In February 2007, just 13 months after being wounded in Iraq, Mr. Woodruff returned to ABC News with his first on-air report, To Iraq and Back: Bob Woodruff Reports. The hour-long, primetime documentary chronicled his traumatic brain injury, painstaking recovery, and the plight of thousands of service members returning from Iraq and Afghanistan with similar injuries. Mr. Woodruff continues to cover traumatic brain injuries and was honored with a Peabody Award in 2008 for his reporting on the subject.
Before moving to New York in 2002, Mr. Woodruff worked out of ABC News’ London Bureau. After the September 11 attacks, he was among the first Western reporters into Pakistan and was one of ABC’s lead foreign correspondents during the war in Afghanistan, reporting from Kabul and Kandahar on the fall of the Taliban. His overseas reporting of the fallout from September 11 was part of ABC News’ coverage recognized with the Alfred I. duPont Award and the George Foster Peabody Award, the two highest honors in broadcast journalism.
Prior to becoming a journalist, Mr. Woodruff was an attorney. In 1989, while teaching law in Beijing, he was hired by CBS News to work as a translator during the Tiananmen Square uprising, and a short time later he changed careers. As ABC’s Justice Department correspondent in Washington in the late 1990s, Mr. Woodruff covered the office of Attorney General Janet Reno, the FBI and the ATF. In 1999 he reported from Belgrade and Kosovo during the NATO bombing of Yugoslavia. Since then he has reported extensively on Europe and the Middle East.
In February 2007, Mr. Woodruff and his wife Lee published the best-selling memoir In An Instant: A Family’s Journey of Love and Healing, chronicling his injuries in Iraq and how their family persevered through a time of intense trauma and uncertainty. The Woodruff family also established the Bob Woodruff Foundation to help heal the physical and hidden wounds of war by providing resources and support to injured service members, veterans and their families.

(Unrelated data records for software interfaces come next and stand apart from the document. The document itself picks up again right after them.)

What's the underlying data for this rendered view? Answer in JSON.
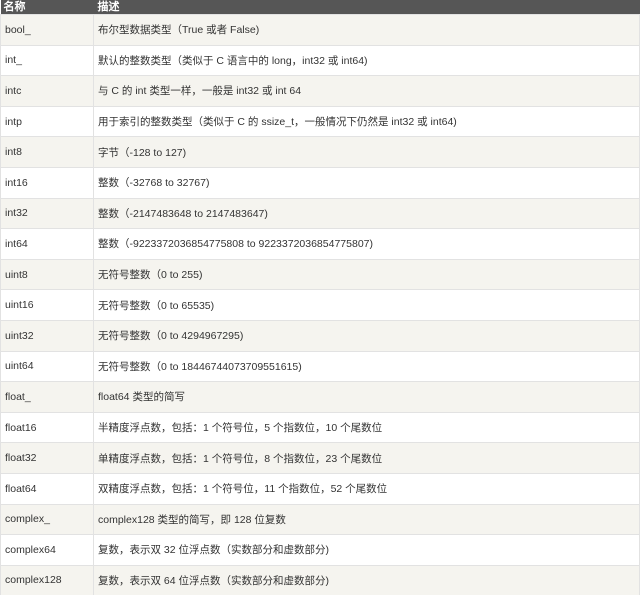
{
  "headers": [
    "名称",
    "描述"
  ],
  "rows": [
    [
      "bool_",
      "布尔型数据类型（True 或者 False)"
    ],
    [
      "int_",
      "默认的整数类型（类似于 C 语言中的 long，int32 或 int64)"
    ],
    [
      "intc",
      "与 C 的 int 类型一样，一般是 int32 或 int 64"
    ],
    [
      "intp",
      "用于索引的整数类型（类似于 C 的 ssize_t，一般情况下仍然是 int32 或 int64)"
    ],
    [
      "int8",
      "字节（-128 to 127)"
    ],
    [
      "int16",
      "整数（-32768 to 32767)"
    ],
    [
      "int32",
      "整数（-2147483648 to 2147483647)"
    ],
    [
      "int64",
      "整数（-9223372036854775808 to 9223372036854775807)"
    ],
    [
      "uint8",
      "无符号整数（0 to 255)"
    ],
    [
      "uint16",
      "无符号整数（0 to 65535)"
    ],
    [
      "uint32",
      "无符号整数（0 to 4294967295)"
    ],
    [
      "uint64",
      "无符号整数（0 to 18446744073709551615)"
    ],
    [
      "float_",
      "float64 类型的简写"
    ],
    [
      "float16",
      "半精度浮点数，包括：1 个符号位，5 个指数位，10 个尾数位"
    ],
    [
      "float32",
      "单精度浮点数，包括：1 个符号位，8 个指数位，23 个尾数位"
    ],
    [
      "float64",
      "双精度浮点数，包括：1 个符号位，11 个指数位，52 个尾数位"
    ],
    [
      "complex_",
      "complex128 类型的简写，即 128 位复数"
    ],
    [
      "complex64",
      "复数，表示双 32 位浮点数（实数部分和虚数部分)"
    ],
    [
      "complex128",
      "复数，表示双 64 位浮点数（实数部分和虚数部分)"
    ]
  ]
}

In July 2008, Woodruff began anchoring Focus Earth, a weekly eco-newscast for Planet Green, Discovery Communications’ 24/7 eco-lifestyle network.
Mr. Woodruff has a J.D. from the University of Michigan Law School and a B.A. from Colgate University. He and his wife Lee have four children.